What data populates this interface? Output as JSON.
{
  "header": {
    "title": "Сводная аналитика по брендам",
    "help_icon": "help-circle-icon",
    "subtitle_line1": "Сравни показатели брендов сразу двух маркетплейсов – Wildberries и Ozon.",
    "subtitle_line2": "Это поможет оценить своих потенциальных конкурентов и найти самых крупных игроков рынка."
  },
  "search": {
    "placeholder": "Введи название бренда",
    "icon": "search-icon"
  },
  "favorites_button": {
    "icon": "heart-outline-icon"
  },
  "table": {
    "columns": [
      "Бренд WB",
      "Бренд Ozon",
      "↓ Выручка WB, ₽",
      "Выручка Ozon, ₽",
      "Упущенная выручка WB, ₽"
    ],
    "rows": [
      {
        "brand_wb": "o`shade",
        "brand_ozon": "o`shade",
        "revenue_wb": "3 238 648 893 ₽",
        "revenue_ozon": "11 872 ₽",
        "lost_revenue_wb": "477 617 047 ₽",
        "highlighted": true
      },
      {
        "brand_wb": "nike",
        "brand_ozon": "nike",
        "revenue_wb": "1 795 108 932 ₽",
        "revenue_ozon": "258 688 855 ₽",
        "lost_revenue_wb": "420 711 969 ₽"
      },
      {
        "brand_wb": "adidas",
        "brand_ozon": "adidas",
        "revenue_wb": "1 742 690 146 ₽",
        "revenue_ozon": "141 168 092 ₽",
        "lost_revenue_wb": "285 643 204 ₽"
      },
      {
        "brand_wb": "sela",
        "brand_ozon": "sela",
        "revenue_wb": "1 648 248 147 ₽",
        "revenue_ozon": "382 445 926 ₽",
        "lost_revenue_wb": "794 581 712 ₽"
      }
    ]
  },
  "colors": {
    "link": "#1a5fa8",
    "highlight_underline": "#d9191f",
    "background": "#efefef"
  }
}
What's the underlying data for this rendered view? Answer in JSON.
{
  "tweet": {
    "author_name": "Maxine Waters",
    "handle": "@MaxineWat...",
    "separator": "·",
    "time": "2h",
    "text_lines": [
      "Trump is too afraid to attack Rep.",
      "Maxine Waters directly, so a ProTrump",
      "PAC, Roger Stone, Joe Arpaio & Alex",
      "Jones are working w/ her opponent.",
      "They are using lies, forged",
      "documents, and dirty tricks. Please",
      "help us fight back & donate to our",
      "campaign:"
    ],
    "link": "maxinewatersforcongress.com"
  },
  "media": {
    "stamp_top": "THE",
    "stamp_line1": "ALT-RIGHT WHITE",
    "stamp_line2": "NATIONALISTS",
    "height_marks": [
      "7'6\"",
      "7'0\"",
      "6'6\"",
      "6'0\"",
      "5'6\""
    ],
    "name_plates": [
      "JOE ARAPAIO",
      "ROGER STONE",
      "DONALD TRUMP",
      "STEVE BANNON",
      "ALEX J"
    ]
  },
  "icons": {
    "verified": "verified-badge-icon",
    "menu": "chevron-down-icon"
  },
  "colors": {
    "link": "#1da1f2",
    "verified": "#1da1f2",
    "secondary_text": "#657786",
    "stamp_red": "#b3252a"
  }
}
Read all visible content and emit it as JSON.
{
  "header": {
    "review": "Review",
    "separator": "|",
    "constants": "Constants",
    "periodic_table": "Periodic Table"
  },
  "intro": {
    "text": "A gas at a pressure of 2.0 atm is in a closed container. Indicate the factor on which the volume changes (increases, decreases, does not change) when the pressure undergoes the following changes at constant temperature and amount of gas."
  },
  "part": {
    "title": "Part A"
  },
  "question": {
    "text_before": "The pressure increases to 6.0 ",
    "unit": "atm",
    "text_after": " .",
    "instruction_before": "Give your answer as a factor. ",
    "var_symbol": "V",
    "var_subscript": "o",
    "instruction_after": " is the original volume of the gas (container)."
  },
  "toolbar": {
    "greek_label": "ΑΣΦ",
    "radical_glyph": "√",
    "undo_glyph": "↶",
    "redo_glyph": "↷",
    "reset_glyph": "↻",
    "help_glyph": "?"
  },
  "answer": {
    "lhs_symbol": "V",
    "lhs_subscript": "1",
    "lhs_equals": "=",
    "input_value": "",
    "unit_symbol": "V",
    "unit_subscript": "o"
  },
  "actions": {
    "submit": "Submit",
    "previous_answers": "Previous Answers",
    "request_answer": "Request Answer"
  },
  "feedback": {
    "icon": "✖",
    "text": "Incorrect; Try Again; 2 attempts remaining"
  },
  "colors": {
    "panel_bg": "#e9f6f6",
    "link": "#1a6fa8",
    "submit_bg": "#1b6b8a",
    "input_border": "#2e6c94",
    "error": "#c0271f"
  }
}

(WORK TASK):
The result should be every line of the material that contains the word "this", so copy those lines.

(YOUR RESPONSE):
What data populates this interface? Output as JSON.
What's the underlying data for this rendered view? Answer in JSON.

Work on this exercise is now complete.